altered his fund-raising strategy last year to place a greater emphasis on small donors, in part because state and federal investigations into his fund-raising practices had trained an embarrassing spotlight on his relationship with big-money donors who did business with the city. The investigations, which ended without any charges being filed, also made some big donors uneasy about giving money to the mayor.

Under the matching funds program, which is intended to magnify the importance of smaller contributions, if a city resident donates $10 to a campaign that qualifies for matching funds, the candidate gets $70.

Amy M. Loprest, the executive director of the campaign finance board, said that the high percentage of small contributors shows the system is working.

“The campaign finance program continues to provide the incentive to candidates to reach out to voters to give small contributions and it gives the contributors the incentive to give to those candidates,” she said. Citing a study showing that people who gave money to candidates were much more likely to vote, she added, “It’s an incredibly important part of civic engagement that you provide the incentives for individuals to become contributors.”

The board’s report comes as a charter revision commission created by Mr. de Blasio is preparing to send proposals to city voters that would change the campaign finance system.

The commission is proposing to increase the public funds match to eight to one, while changing the donation limits. In citywide races, such as mayor and public advocate, the match would apply to the first $250 donated by city residents. The current $175 threshold for matching funds would continue to apply to donations to City Council and borough president candidates, under the commission’s proposals.

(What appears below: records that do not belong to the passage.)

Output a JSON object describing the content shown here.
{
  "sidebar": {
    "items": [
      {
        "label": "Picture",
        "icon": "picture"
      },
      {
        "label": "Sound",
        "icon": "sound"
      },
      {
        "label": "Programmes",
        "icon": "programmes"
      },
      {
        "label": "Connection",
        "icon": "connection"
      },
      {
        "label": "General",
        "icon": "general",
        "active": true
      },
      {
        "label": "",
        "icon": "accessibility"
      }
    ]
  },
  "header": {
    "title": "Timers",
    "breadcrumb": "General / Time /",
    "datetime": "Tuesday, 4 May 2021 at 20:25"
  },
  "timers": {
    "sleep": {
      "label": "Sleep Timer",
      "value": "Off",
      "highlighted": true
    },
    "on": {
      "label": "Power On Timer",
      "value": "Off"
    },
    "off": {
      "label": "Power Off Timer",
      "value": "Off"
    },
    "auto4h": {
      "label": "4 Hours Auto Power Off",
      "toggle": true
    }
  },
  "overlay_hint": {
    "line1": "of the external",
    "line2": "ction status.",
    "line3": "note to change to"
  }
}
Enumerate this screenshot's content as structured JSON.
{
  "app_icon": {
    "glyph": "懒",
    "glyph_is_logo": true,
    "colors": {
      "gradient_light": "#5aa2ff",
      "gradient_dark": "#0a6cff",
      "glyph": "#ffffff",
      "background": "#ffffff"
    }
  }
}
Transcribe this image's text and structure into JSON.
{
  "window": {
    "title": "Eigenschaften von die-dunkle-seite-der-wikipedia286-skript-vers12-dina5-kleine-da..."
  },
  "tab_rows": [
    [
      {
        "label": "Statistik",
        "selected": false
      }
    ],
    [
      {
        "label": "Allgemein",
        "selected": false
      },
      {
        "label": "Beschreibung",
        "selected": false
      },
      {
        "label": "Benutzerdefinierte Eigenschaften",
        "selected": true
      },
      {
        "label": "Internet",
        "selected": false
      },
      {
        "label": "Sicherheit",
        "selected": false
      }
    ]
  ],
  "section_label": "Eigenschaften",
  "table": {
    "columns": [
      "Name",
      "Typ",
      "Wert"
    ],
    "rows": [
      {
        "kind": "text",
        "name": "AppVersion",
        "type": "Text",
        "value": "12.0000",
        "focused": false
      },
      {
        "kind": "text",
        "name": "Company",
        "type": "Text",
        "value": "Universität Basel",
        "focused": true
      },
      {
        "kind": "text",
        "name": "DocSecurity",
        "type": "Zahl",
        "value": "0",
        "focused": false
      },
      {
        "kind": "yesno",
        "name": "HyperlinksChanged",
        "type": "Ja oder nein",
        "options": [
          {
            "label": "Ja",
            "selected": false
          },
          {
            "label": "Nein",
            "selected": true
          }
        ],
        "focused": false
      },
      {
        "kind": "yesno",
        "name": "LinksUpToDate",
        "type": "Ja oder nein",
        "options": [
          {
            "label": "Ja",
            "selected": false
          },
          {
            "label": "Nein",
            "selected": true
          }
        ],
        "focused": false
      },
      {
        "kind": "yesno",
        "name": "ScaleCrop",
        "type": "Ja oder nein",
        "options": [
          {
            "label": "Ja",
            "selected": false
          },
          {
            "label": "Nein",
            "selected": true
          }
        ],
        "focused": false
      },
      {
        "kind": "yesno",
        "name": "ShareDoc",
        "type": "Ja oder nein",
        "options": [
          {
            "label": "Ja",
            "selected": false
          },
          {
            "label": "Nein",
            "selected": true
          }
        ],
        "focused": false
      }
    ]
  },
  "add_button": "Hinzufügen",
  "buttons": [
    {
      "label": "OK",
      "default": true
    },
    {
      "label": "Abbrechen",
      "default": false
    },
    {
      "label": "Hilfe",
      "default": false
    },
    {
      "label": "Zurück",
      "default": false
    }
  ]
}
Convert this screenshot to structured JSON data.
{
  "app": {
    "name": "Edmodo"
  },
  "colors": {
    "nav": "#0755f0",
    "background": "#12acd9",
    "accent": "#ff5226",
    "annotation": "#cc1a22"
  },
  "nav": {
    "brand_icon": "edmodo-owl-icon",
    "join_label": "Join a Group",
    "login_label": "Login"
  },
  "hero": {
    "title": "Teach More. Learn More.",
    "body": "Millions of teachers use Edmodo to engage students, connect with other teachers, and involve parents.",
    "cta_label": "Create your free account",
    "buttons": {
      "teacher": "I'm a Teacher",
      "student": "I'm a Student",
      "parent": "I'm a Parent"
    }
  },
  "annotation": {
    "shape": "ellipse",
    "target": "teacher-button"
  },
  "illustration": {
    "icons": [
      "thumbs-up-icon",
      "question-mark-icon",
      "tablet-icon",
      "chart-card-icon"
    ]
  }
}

The commission is expected to meet in September to finalize its recommendations. Currently, the city’s campaign finance system is enumerated in laws passed by the City Council. The commission would enshrine the system, along with the new limits, in the City Charter, which functions as a kind of constitution for city government.

The charter commission has also proposed lowering the maximum allowable contributions significantly. Under its proposals, donors to mayoral candidates taking part in the matching funds program could give no more than $2,000 to a candidate; in the last election, the maximum donation was $4,950. It would also set lower maximum donation limits for candidates to other offices.

The report from the Campaign Finance Board, which is required to produce an analysis every four years, calls for similar changes to the matching funds program. It argues that the changes are needed before the 2021 election, when no incumbents will be running for mayor or other citywide posts and most City Council seats will be up for grabs because of term limits. Those conditions will be similar to the 2009 race, when the percentage of smaller contributions dipped and the importance of large donations jumped.

The proposed changes would further bolster the influence of small donors, the report said.

Yet even last year, with its high percentage of small donors, large contributors continued to carry outsize weight in the election, according to the board report.

The board reported that 13,767 people made donations of $175 or less to mayoral candidates participating in the matching program, for a total of $783,699. In contrast, 656 people gave the maximum donation of $4,950, for total contributions of $3.2 million.

The board also found that for the first time ever, political campaigns in the city took in more donations made by credit card than by check, a sign of how online fund-raising is changing the way campaigns reach out to donors.

In total, Mr. de Blasio and Ms. Malliotakis received $5.9 million in matching funds. Several other candidates participated in the program during the primaries, but none of them raised enough money to qualify for matching funds (the program requires candidates to reach certain fund-raising levels in order to receive the funds). Other candidates, such as Bo Dietl, who ran as an independent, did not participate.

A version of this article appears in print on , on Page A20 of the New York edition with the headline: Higher Share of Small-Money Donors Gave to Candidates in 2017 Mayoral Election